» Your objective:
Search the listing below for the word "this" and return each line that contains it.

» Record excerpts:
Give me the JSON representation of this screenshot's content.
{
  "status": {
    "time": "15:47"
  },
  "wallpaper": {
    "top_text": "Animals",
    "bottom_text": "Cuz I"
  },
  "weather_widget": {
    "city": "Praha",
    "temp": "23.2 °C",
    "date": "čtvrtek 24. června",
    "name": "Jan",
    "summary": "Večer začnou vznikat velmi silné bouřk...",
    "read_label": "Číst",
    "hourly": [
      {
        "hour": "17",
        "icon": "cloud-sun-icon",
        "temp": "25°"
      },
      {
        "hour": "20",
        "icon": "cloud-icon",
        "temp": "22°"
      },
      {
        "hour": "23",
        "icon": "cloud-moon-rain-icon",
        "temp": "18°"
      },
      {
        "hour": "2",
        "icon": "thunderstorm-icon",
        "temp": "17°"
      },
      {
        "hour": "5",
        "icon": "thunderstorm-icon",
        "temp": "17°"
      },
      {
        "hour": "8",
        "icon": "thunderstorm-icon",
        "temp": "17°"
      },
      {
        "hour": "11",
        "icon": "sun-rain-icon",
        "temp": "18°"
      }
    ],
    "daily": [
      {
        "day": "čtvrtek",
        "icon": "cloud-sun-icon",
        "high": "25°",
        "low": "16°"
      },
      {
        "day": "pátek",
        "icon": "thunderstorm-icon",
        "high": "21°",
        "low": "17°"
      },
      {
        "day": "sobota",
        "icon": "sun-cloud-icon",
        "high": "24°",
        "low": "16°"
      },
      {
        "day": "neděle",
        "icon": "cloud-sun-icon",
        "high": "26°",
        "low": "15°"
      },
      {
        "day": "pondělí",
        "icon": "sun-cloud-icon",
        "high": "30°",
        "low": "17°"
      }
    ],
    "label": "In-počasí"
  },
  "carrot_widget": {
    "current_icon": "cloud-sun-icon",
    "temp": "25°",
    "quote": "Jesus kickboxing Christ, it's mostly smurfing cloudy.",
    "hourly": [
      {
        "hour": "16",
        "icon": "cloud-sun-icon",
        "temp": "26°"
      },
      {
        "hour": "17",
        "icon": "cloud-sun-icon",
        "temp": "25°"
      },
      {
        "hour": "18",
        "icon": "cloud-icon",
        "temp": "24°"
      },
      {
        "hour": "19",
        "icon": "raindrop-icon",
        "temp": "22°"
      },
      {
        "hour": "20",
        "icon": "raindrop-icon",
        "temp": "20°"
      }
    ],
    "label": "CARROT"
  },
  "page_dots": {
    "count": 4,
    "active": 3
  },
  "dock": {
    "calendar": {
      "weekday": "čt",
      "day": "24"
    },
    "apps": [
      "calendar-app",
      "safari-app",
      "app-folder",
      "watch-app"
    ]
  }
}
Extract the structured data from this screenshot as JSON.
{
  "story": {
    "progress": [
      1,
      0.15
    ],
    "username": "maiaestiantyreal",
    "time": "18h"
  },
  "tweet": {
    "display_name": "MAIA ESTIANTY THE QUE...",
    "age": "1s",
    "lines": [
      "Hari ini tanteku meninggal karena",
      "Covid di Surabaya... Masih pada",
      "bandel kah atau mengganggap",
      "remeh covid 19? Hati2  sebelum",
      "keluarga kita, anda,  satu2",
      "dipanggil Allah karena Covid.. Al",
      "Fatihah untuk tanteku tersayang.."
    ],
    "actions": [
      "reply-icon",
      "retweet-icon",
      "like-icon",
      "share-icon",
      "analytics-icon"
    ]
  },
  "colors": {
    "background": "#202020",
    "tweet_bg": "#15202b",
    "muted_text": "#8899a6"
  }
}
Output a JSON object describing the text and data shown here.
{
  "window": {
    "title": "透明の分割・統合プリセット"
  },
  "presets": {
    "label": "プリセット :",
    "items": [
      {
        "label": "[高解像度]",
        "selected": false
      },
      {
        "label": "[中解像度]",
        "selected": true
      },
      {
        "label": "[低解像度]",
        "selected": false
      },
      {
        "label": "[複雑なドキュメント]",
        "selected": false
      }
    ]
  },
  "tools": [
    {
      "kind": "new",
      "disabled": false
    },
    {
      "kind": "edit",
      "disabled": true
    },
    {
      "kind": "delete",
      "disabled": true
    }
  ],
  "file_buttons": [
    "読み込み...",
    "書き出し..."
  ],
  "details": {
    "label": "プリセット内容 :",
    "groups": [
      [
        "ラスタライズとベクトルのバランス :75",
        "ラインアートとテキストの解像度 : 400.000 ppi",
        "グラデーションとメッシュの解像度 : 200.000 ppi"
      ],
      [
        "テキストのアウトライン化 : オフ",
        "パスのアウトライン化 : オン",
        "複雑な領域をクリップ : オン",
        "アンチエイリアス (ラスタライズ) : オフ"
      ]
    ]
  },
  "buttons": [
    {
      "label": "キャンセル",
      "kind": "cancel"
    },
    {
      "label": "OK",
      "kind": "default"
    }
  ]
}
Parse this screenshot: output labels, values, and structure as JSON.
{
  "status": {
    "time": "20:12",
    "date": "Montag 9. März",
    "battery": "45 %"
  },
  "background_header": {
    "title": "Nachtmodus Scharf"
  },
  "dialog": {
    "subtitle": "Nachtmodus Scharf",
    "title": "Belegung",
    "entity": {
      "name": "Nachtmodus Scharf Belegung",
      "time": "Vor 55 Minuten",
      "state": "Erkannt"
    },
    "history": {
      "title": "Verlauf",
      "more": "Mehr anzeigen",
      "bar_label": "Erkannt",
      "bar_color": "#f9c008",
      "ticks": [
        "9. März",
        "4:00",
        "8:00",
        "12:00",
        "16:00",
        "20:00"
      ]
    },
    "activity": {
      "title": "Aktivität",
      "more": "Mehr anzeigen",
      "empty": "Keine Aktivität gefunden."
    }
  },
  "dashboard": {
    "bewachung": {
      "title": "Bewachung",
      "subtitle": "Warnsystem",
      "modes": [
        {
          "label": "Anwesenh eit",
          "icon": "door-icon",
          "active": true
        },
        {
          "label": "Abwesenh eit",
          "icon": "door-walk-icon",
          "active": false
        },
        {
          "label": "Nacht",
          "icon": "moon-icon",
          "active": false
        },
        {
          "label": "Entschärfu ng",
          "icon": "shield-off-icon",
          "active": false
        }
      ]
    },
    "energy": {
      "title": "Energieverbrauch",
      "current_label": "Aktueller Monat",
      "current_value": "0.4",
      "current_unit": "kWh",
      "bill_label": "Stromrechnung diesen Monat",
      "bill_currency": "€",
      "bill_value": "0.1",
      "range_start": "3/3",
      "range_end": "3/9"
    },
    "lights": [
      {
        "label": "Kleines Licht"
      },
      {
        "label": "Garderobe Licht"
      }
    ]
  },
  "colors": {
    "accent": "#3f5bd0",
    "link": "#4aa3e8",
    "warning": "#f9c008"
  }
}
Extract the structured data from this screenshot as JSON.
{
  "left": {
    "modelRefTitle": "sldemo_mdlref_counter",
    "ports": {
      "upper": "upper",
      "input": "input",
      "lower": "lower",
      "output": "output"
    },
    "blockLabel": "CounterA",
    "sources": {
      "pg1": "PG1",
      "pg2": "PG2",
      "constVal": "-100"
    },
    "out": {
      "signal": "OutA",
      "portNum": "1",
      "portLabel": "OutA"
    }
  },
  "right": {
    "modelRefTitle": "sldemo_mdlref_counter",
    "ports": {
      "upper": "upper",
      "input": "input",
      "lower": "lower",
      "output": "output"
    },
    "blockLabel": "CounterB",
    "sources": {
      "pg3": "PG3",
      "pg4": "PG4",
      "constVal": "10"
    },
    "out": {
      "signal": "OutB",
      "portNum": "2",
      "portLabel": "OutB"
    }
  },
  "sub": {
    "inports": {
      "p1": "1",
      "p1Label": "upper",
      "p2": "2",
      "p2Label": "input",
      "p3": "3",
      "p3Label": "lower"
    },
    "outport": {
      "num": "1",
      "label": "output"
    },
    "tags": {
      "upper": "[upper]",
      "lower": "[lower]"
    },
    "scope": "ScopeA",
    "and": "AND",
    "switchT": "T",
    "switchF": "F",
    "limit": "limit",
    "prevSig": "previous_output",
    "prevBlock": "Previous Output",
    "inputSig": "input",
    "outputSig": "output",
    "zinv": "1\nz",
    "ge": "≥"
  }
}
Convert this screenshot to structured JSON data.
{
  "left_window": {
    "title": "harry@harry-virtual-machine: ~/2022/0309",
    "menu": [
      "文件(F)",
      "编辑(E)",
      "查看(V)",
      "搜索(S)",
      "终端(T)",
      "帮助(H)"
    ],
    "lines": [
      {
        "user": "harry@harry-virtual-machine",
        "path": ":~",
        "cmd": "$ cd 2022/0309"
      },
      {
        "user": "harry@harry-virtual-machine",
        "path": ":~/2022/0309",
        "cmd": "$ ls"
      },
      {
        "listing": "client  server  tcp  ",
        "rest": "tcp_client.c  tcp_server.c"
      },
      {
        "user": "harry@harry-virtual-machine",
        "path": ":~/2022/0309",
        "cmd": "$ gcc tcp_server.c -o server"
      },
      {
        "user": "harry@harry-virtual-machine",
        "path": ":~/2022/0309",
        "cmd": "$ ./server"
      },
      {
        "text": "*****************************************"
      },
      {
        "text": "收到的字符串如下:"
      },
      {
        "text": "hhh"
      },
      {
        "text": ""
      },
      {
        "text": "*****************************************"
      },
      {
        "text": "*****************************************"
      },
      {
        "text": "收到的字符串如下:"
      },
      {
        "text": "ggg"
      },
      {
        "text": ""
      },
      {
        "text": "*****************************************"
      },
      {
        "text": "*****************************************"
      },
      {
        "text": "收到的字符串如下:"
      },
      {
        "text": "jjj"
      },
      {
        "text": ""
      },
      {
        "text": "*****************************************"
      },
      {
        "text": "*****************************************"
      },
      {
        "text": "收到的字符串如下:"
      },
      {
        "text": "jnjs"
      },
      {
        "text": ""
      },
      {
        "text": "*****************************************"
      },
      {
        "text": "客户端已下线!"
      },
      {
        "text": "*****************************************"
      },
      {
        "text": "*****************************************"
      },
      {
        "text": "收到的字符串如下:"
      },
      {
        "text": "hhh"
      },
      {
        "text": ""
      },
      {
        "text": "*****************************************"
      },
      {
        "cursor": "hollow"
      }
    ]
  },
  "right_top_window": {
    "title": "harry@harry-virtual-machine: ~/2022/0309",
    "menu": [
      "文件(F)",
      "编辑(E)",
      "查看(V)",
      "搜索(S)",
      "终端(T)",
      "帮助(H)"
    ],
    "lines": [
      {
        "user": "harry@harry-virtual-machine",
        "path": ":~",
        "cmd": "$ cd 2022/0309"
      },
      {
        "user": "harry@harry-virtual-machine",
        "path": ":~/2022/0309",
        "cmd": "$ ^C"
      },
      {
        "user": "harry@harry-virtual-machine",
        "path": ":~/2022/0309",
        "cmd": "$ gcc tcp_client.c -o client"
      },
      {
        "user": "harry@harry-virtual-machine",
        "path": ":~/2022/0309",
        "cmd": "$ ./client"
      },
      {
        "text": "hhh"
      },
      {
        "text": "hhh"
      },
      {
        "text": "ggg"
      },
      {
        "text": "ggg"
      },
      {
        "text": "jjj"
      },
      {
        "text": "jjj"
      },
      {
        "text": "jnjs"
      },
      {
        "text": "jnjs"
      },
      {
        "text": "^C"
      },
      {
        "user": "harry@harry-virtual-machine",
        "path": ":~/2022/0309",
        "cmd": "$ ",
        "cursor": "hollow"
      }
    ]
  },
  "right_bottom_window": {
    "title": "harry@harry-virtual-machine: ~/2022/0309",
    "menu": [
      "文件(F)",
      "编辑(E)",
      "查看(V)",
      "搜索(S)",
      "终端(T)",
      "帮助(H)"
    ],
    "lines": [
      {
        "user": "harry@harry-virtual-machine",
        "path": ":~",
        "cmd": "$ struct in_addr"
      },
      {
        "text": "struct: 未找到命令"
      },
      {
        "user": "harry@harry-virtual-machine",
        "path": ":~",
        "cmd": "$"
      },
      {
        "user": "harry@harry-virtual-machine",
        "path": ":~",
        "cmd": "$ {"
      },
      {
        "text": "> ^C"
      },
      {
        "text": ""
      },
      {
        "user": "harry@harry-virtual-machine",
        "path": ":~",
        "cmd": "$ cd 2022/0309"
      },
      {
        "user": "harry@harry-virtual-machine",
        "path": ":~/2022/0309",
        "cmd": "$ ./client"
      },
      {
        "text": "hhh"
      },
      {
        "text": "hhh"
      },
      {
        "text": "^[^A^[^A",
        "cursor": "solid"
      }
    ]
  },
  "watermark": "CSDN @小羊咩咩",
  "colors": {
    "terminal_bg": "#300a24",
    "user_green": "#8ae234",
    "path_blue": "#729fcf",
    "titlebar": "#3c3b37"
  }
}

» Completed exercise:
Give me the JSON representation of this screenshot's content.
Extract the structured data from this screenshot as JSON.
Parse this screenshot: output labels, values, and structure as JSON.
Extract the structured data from this screenshot as JSON.
Convert this screenshot to structured JSON data.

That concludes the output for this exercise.